The Luxembourgish Ministry of Health has nominated LIST as the competent authority for Luxembourg to participate in the EU4Health Programme’s joint action to enhance, extend and consolidate wastewater surveillance for public health. The Laboratoire National de Santé (LNS) will also take part in the initiative as an affiliated entity.
This joint action aims to reinforce the European Union's capacity in preventing, preparing for, and swiftly responding to significant health threats that transcend national borders. It specifically focuses on supporting the gathering of data, exchanging information, and enhancing wastewater-based epidemiological surveillance. By doing so, it aligns with the overarching goal of the EU4Health Programme, which is to safeguard the well-being of individuals within the Union by addressing grave health risks that transcend borders. Additionally, it seeks to strengthen the resilience of health systems and foster coordination among Member States in effectively managing such cross-border health threats.
Wastewater surveillance and its associated epidemiological assessment have gained prominence during the COVID-19 pandemic. It has proven to be an effective tool for gathering timely and valuable intelligence regardless of people's behaviour (such as their willingness to get tested) and interventions (such as the implementation of containment measures).

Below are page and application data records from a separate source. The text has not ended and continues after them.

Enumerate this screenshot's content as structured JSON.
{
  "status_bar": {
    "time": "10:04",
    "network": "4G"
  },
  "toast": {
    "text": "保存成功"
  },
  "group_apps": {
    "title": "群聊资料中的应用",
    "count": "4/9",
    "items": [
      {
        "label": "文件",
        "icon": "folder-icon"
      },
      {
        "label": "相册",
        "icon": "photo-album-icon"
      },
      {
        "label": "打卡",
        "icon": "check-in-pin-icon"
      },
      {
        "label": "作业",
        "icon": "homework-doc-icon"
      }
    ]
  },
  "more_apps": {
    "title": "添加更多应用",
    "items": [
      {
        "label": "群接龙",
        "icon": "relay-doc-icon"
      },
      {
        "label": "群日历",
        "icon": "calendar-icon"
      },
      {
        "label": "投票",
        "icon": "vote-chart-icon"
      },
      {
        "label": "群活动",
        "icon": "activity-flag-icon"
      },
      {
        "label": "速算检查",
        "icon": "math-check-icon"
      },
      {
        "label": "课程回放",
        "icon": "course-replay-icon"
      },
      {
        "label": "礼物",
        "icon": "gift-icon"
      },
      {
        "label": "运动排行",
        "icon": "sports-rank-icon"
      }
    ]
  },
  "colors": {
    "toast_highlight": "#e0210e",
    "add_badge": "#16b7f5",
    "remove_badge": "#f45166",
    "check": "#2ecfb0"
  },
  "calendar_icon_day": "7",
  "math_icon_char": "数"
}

“The method of monitoring wastewater has been used to identify and track the transmission of viruses and pathogens for decades but not at the scale we experience today,” says Dr Henry-Michel Cauchie, who leads the Environmental Microbiology group at LIST. Cauchie is representing LIST in the project. “This particular project was instigated by the pandemic, which increased the use of wastewater surveillance methods that were already in existence for tracking the poliovirus, for example, since the 50s, with the aim of monitoring the eradication of this virus through an ambitious vaccination programme.”
Wastewater is a reservoir of various microorganisms like bacteria, viruses, and parasites, excreted by humans. As a result, using wastewater-based surveillance techniques can indeed prove to be a highly valuable method for monitoring and understanding the transmission of contagious diseases. By quantitatively analysing virus particles in sewage, trends can be identified, and a strong correlation with clinical cases can be observed. Research shows that surveillance plays a crucial role in swiftly detecting pathogens and accurately assessing their prevalence within a community. Furthermore, it offers the ability to pinpoint areas with high rates of antimicrobial resistance by monitoring the levels of antibiotics present in wastewater.
“The joint action aims to set up a network of observatories in the Member States based on wastewater that can provide data on various viruses,” adds Cauchie, “and also data on antibiotic resistance and pathogenic bacteria. A major goal is to help Member States to reach the same level of expertise in wastewater-based epidemiology while sharing their field experience”.
The initiative, named EU-WISH, was officially kicked off over 5, 6 and 7 February 2024 in Athens.
The Environmental Microbiology Group at LIST has been tracking wastewater viruses for more than 15 years. The work of LIST, coupled with the data collected in samples of human faeces by the LNS, has provided a better understanding of the circulation of viruses such as noroviruses, responsible for winter gastroenteritis, or enteroviruses, responsible for a wide spectrum of benign or severe symptoms (hand, foot and mouth disease, angina, respiratory disease, diarrhoea, heart disease, acute flaccid paralysis or even meningitis).
More recently, the CORONASTEP initiative, launched in April 2020, has been a valuable tool in identifying the SARS-CoV-2 virus and its circulation in wastewater, and also in detecting novel variants of the disease in Luxembourg.
LIST's know-how in the isolation of viruses from complex matrices has also been exported to neighbouring countries, particularly in the context of direct collaboration with the teams in charge of wastewater surveillance in France or Belgium. In this context, LIST’s integration within the EU joint action makes all the more sense.
The initiative, which is expected to last three years, “will focus on promoting and supporting the implementation of wastewater-based epidemiology practices in participating countries,” concludes Henry-Michel Cauchie, “and will involve discussions, development of protocols, training courses, and the sharing of best practices.”
Incidentally, in addition to the EU-wide project, Luxembourg is also funding a similar initiative at national level, and spearheaded by LIST, which aligns with the wastewater surveillance efforts within the EU and involves coordination between the Ministry of Health and the Ministry of the Environment, Climate and Biodiversity.